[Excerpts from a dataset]
-- Opening Marker --

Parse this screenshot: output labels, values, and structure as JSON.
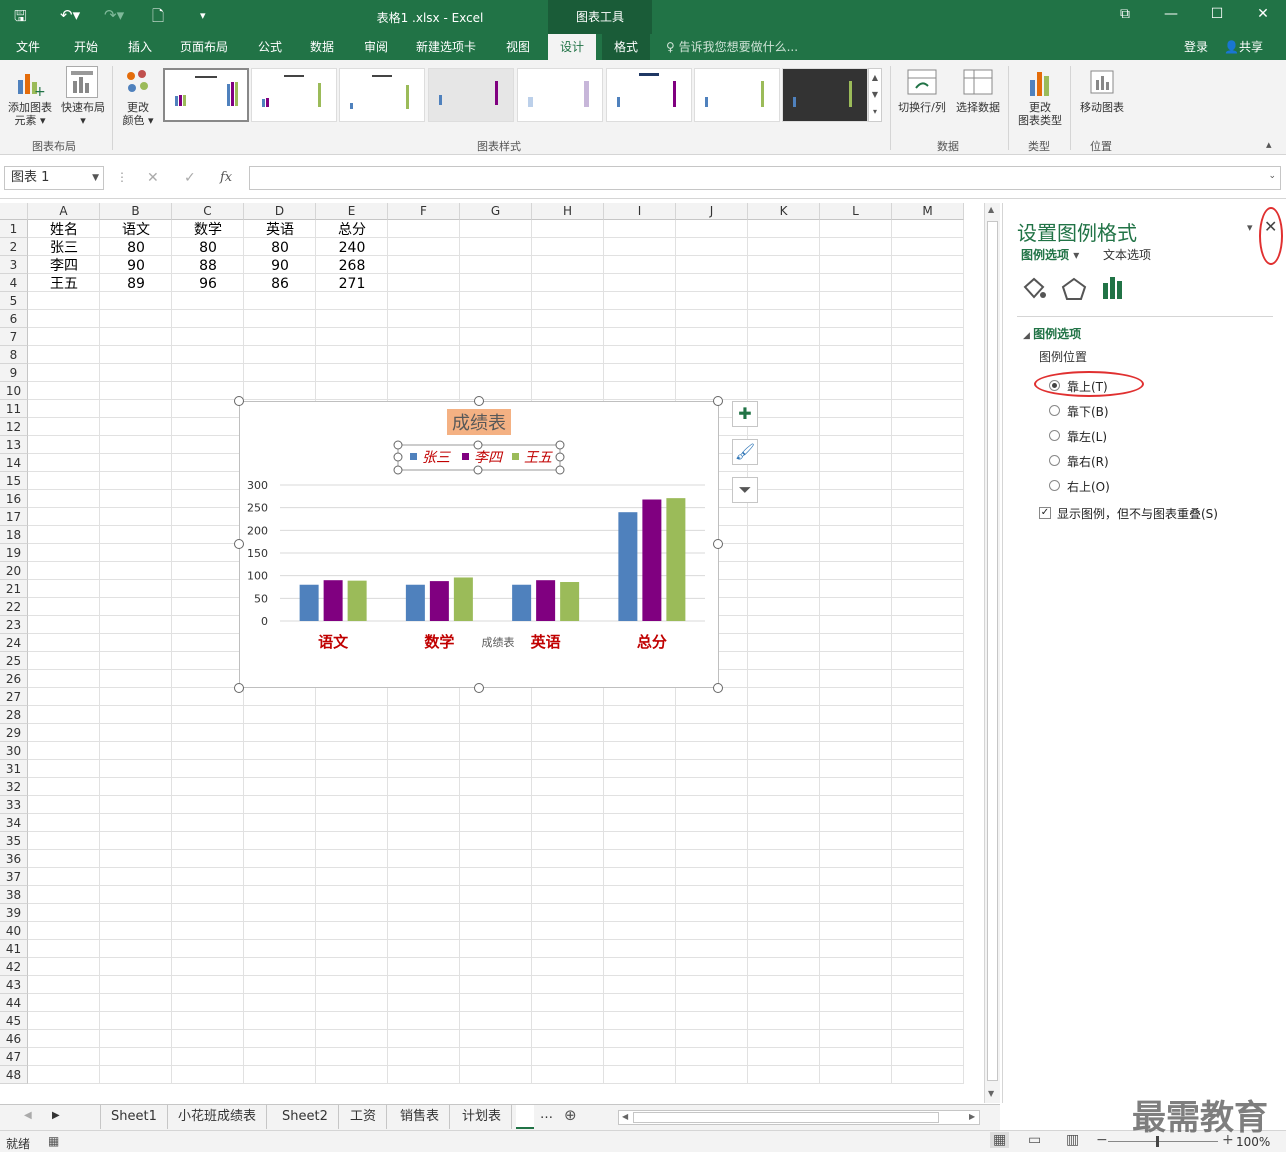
{
  "titlebar": {
    "doc_title": "表格1 .xlsx - Excel",
    "tools_label": "图表工具"
  },
  "tabs": [
    "文件",
    "开始",
    "插入",
    "页面布局",
    "公式",
    "数据",
    "审阅",
    "新建选项卡",
    "视图",
    "设计",
    "格式"
  ],
  "tell_me": "告诉我您想要做什么...",
  "login": "登录",
  "share": "共享",
  "ribbon": {
    "add_element_1": "添加图表",
    "add_element_2": "元素",
    "quick_layout": "快速布局",
    "change_color_1": "更改",
    "change_color_2": "颜色",
    "group_layout": "图表布局",
    "group_styles": "图表样式",
    "switch_rowcol": "切换行/列",
    "select_data": "选择数据",
    "group_data": "数据",
    "change_type_1": "更改",
    "change_type_2": "图表类型",
    "group_type": "类型",
    "move_chart": "移动图表",
    "group_location": "位置"
  },
  "namebox": "图表 1",
  "columns": [
    "A",
    "B",
    "C",
    "D",
    "E",
    "F",
    "G",
    "H",
    "I",
    "J",
    "K",
    "L",
    "M"
  ],
  "rows": [
    "1",
    "2",
    "3",
    "4",
    "5",
    "6",
    "7",
    "8",
    "9",
    "10",
    "11",
    "12",
    "13",
    "14",
    "15",
    "16",
    "17",
    "18",
    "19",
    "20",
    "21",
    "22",
    "23",
    "24",
    "25",
    "26",
    "27",
    "28",
    "29",
    "30",
    "31",
    "32",
    "33",
    "34",
    "35",
    "36",
    "37",
    "38",
    "39",
    "40",
    "41",
    "42",
    "43",
    "44",
    "45",
    "46",
    "47",
    "48"
  ],
  "table": {
    "header": [
      "姓名",
      "语文",
      "数学",
      "英语",
      "总分"
    ],
    "rows": [
      [
        "张三",
        "80",
        "80",
        "80",
        "240"
      ],
      [
        "李四",
        "90",
        "88",
        "90",
        "268"
      ],
      [
        "王五",
        "89",
        "96",
        "86",
        "271"
      ]
    ]
  },
  "chart_data": {
    "type": "bar",
    "title": "成绩表",
    "categories": [
      "语文",
      "数学",
      "英语",
      "总分"
    ],
    "series": [
      {
        "name": "张三",
        "values": [
          80,
          80,
          80,
          240
        ],
        "color": "#4f81bd"
      },
      {
        "name": "李四",
        "values": [
          90,
          88,
          90,
          268
        ],
        "color": "#800080"
      },
      {
        "name": "王五",
        "values": [
          89,
          96,
          86,
          271
        ],
        "color": "#9bbb59"
      }
    ],
    "ylim": [
      0,
      300
    ],
    "yticks": [
      "300",
      "250",
      "200",
      "150",
      "100",
      "50",
      "0"
    ],
    "xlabel": "成绩表",
    "legend_position": "top",
    "grid": true
  },
  "pane": {
    "title": "设置图例格式",
    "tab_legend": "图例选项",
    "tab_text": "文本选项",
    "section": "图例选项",
    "position_label": "图例位置",
    "options": [
      "靠上(T)",
      "靠下(B)",
      "靠左(L)",
      "靠右(R)",
      "右上(O)"
    ],
    "selected": "靠上(T)",
    "overlay": "显示图例，但不与图表重叠(S)"
  },
  "sheets": [
    "Sheet1",
    "小花班成绩表",
    "Sheet2",
    "工资",
    "销售表",
    "计划表"
  ],
  "status": {
    "ready": "就绪",
    "zoom": "100%"
  },
  "watermark": "最需教育"
}
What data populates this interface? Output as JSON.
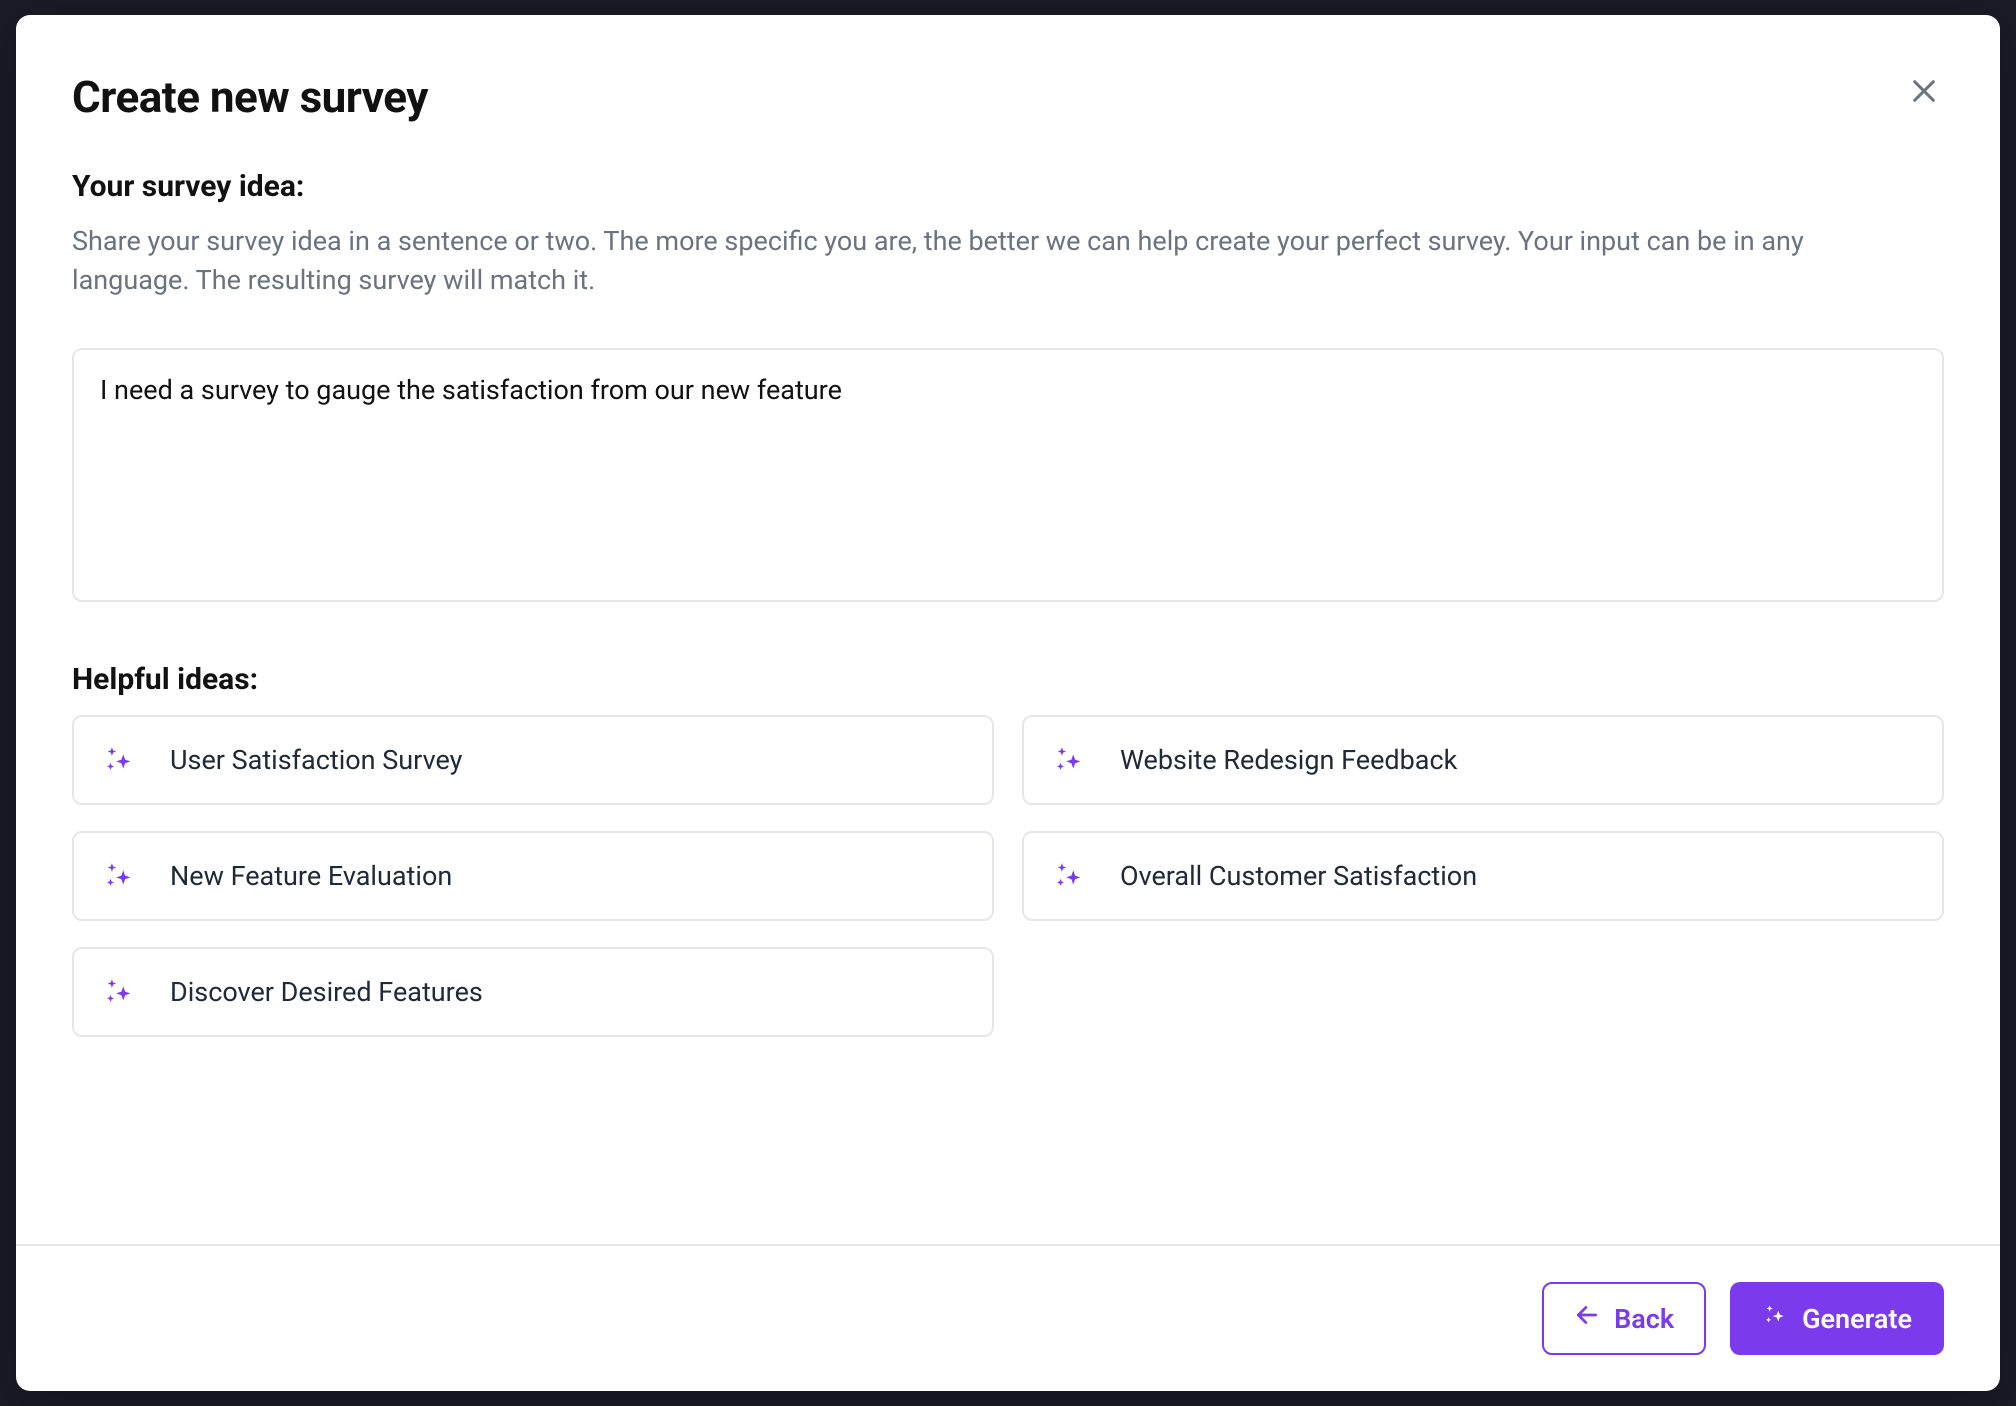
{
  "header": {
    "title": "Create new survey"
  },
  "intro": {
    "label": "Your survey idea:",
    "description": "Share your survey idea in a sentence or two. The more specific you are, the better we can help create your perfect survey. Your input can be in any language. The resulting survey will match it."
  },
  "textarea": {
    "value": "I need a survey to gauge the satisfaction from our new feature"
  },
  "helpful": {
    "label": "Helpful ideas:",
    "items": [
      {
        "label": "User Satisfaction Survey"
      },
      {
        "label": "Website Redesign Feedback"
      },
      {
        "label": "New Feature Evaluation"
      },
      {
        "label": "Overall Customer Satisfaction"
      },
      {
        "label": "Discover Desired Features"
      }
    ]
  },
  "footer": {
    "back_label": "Back",
    "generate_label": "Generate"
  },
  "colors": {
    "accent": "#7c3aed"
  }
}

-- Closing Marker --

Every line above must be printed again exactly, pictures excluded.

**Written solution:**
Parse this screenshot: output labels, values, and structure as JSON.
{
  "titlebar": {
    "doc_title": "表格1 .xlsx - Excel",
    "tools_label": "图表工具"
  },
  "tabs": [
    "文件",
    "开始",
    "插入",
    "页面布局",
    "公式",
    "数据",
    "审阅",
    "新建选项卡",
    "视图",
    "设计",
    "格式"
  ],
  "tell_me": "告诉我您想要做什么...",
  "login": "登录",
  "share": "共享",
  "ribbon": {
    "add_element_1": "添加图表",
    "add_element_2": "元素",
    "quick_layout": "快速布局",
    "change_color_1": "更改",
    "change_color_2": "颜色",
    "group_layout": "图表布局",
    "group_styles": "图表样式",
    "switch_rowcol": "切换行/列",
    "select_data": "选择数据",
    "group_data": "数据",
    "change_type_1": "更改",
    "change_type_2": "图表类型",
    "group_type": "类型",
    "move_chart": "移动图表",
    "group_location": "位置"
  },
  "namebox": "图表 1",
  "columns": [
    "A",
    "B",
    "C",
    "D",
    "E",
    "F",
    "G",
    "H",
    "I",
    "J",
    "K",
    "L",
    "M"
  ],
  "rows": [
    "1",
    "2",
    "3",
    "4",
    "5",
    "6",
    "7",
    "8",
    "9",
    "10",
    "11",
    "12",
    "13",
    "14",
    "15",
    "16",
    "17",
    "18",
    "19",
    "20",
    "21",
    "22",
    "23",
    "24",
    "25",
    "26",
    "27",
    "28",
    "29",
    "30",
    "31",
    "32",
    "33",
    "34",
    "35",
    "36",
    "37",
    "38",
    "39",
    "40",
    "41",
    "42",
    "43",
    "44",
    "45",
    "46",
    "47",
    "48"
  ],
  "table": {
    "header": [
      "姓名",
      "语文",
      "数学",
      "英语",
      "总分"
    ],
    "rows": [
      [
        "张三",
        "80",
        "80",
        "80",
        "240"
      ],
      [
        "李四",
        "90",
        "88",
        "90",
        "268"
      ],
      [
        "王五",
        "89",
        "96",
        "86",
        "271"
      ]
    ]
  },
  "chart_data": {
    "type": "bar",
    "title": "成绩表",
    "categories": [
      "语文",
      "数学",
      "英语",
      "总分"
    ],
    "series": [
      {
        "name": "张三",
        "values": [
          80,
          80,
          80,
          240
        ],
        "color": "#4f81bd"
      },
      {
        "name": "李四",
        "values": [
          90,
          88,
          90,
          268
        ],
        "color": "#800080"
      },
      {
        "name": "王五",
        "values": [
          89,
          96,
          86,
          271
        ],
        "color": "#9bbb59"
      }
    ],
    "ylim": [
      0,
      300
    ],
    "yticks": [
      "300",
      "250",
      "200",
      "150",
      "100",
      "50",
      "0"
    ],
    "xlabel": "成绩表",
    "legend_position": "top",
    "grid": true
  },
  "pane": {
    "title": "设置图例格式",
    "tab_legend": "图例选项",
    "tab_text": "文本选项",
    "section": "图例选项",
    "position_label": "图例位置",
    "options": [
      "靠上(T)",
      "靠下(B)",
      "靠左(L)",
      "靠右(R)",
      "右上(O)"
    ],
    "selected": "靠上(T)",
    "overlay": "显示图例，但不与图表重叠(S)"
  },
  "sheets": [
    "Sheet1",
    "小花班成绩表",
    "Sheet2",
    "工资",
    "销售表",
    "计划表"
  ],
  "status": {
    "ready": "就绪",
    "zoom": "100%"
  },
  "watermark": "最需教育"
}
What data populates this interface? Output as JSON.
{
  "header": {
    "title": "Create new survey"
  },
  "intro": {
    "label": "Your survey idea:",
    "description": "Share your survey idea in a sentence or two. The more specific you are, the better we can help create your perfect survey. Your input can be in any language. The resulting survey will match it."
  },
  "textarea": {
    "value": "I need a survey to gauge the satisfaction from our new feature"
  },
  "helpful": {
    "label": "Helpful ideas:",
    "items": [
      {
        "label": "User Satisfaction Survey"
      },
      {
        "label": "Website Redesign Feedback"
      },
      {
        "label": "New Feature Evaluation"
      },
      {
        "label": "Overall Customer Satisfaction"
      },
      {
        "label": "Discover Desired Features"
      }
    ]
  },
  "footer": {
    "back_label": "Back",
    "generate_label": "Generate"
  },
  "colors": {
    "accent": "#7c3aed"
  }
}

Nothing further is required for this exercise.